Across the entries that follow, how many lines have the word "title" in them? Give only the number.

* * * * *

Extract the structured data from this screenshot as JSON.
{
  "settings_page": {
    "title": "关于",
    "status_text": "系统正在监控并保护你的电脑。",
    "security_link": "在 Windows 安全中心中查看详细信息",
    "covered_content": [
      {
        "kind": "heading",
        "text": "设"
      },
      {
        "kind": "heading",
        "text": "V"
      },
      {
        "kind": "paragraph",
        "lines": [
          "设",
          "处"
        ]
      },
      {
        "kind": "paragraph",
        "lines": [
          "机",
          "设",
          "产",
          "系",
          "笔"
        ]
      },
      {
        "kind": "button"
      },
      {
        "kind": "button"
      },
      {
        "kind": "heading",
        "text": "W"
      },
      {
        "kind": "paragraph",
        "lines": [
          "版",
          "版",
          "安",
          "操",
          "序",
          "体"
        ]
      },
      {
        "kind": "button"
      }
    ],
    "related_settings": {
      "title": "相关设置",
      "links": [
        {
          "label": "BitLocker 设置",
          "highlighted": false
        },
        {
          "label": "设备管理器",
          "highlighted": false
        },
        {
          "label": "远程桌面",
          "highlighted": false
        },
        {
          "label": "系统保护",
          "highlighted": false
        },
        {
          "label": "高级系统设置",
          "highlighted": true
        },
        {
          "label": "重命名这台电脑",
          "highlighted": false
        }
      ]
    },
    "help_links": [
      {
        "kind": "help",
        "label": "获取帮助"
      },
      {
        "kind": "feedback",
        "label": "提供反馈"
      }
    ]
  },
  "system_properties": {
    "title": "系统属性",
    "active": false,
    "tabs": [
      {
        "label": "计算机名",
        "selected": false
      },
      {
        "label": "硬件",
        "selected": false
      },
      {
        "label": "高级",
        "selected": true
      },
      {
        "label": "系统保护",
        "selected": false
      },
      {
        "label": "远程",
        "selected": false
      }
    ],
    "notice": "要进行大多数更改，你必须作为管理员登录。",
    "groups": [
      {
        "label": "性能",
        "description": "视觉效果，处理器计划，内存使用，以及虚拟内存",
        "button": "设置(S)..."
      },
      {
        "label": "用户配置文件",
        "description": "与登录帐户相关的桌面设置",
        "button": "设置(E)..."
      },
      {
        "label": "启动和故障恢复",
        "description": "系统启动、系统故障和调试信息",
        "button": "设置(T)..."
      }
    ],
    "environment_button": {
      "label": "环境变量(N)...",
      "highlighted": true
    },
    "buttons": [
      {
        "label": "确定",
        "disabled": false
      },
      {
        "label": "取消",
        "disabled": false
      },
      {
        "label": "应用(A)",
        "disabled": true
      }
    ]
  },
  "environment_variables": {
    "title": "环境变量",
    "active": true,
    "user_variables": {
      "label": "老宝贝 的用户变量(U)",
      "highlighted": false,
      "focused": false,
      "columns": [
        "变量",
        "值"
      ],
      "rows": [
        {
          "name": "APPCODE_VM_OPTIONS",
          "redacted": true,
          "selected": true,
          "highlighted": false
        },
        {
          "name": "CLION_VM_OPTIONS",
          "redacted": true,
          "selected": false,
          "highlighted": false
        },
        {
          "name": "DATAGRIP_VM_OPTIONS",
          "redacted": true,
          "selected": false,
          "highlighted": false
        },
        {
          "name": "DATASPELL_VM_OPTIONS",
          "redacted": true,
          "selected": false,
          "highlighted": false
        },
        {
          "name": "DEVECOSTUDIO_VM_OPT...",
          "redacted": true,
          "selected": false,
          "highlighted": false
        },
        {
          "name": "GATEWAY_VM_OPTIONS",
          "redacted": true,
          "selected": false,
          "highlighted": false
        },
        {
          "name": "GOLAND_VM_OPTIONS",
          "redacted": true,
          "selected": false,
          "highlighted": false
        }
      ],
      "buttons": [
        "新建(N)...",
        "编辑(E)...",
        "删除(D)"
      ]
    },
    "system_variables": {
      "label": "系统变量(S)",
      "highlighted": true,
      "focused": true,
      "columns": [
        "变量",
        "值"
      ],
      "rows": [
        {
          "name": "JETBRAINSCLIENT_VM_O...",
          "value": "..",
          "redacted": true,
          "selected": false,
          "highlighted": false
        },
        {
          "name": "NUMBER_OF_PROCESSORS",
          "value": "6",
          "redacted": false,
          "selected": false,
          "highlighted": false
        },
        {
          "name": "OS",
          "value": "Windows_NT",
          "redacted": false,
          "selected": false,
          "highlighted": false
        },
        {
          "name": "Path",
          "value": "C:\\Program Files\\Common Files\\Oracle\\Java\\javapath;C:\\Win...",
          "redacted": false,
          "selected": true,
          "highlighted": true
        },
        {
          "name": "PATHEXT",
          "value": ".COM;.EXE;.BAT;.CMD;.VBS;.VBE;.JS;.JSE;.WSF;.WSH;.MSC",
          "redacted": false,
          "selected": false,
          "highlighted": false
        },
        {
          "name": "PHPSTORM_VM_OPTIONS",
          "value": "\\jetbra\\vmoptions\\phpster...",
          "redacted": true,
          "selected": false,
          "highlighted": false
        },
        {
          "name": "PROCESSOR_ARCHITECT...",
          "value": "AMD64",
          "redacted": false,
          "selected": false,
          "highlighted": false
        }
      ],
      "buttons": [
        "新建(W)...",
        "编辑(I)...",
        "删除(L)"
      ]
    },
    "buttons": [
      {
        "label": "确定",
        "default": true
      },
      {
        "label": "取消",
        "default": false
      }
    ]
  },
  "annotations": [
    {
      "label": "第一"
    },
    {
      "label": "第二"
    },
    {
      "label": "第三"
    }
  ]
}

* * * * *

=== Expected output ===
4